With a deadline of September 14th at 11:59pm looming, the United Auto Workers (UAW) union’s contract talks with Ford, General Motors, and Stellantis seems destined to go down to the proverbial wire. Things have picked up in recent days, however, with Ford’s cross-town rivals submitting proposals to the UAW, while The Blue Oval also countered with its own, sweetened contact offer just days ago. The UAW also budged a bit this week, lowering its pay raise demands from 46 percent down to around 36, though that remains far off FoMoCo’s latest offer of 16 percent. Regardless, even considering this progress and pleas from President Joe Biden and Michigan Governor Gretchen Whitmer for both sides to work together, it seems as if Ford may still be hit with targeted union strikes, according to the Associated Press.
These smaller scale strikes would reportedly only affect a small number of plants operated by all three automakers, a strategy that just arose during talks among union leaders this past Friday. Local UAW leaders were informed of the plan yesterday afternoon, according to unnamed sources, while union members will reportedly learn of these details via a livestream hosted by UAW President Shawn Fain later today.
It’s unclear if the UAW is targeting component factories – which could impact multiple other facilities – or assembly plants, nor how many workers might be asked to strike, but this action would obviously prove costly for both sides. The UAW would be required to pay its 146,000 members $500 per week if it strikes against all three companies simultaneously, meaning that its $825 million dollar strike fund would be depleted in around three months – not factoring in health care payments.
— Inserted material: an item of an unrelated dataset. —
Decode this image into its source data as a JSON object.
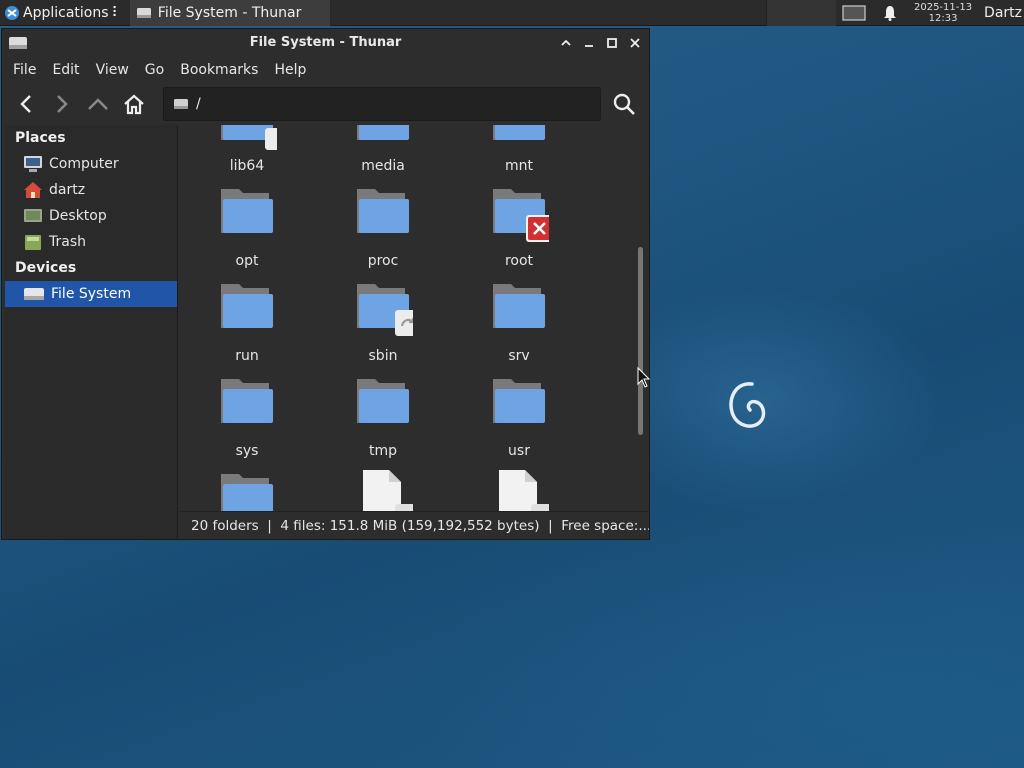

In addition to a pay increase, the UAW is also seeking stronger job security amid the shift to EVs, the end of tiered pay systems, and the return of a cost of living adjustment, as well as a four-day, 32-hour full time work week. As Ford Authority reported last week, submitting to these demands – or even failing to reach a deal and facing a strike after Thursday’s deadline – could prove incredibly costly for Ford and its rivals, regardless of how things pan out.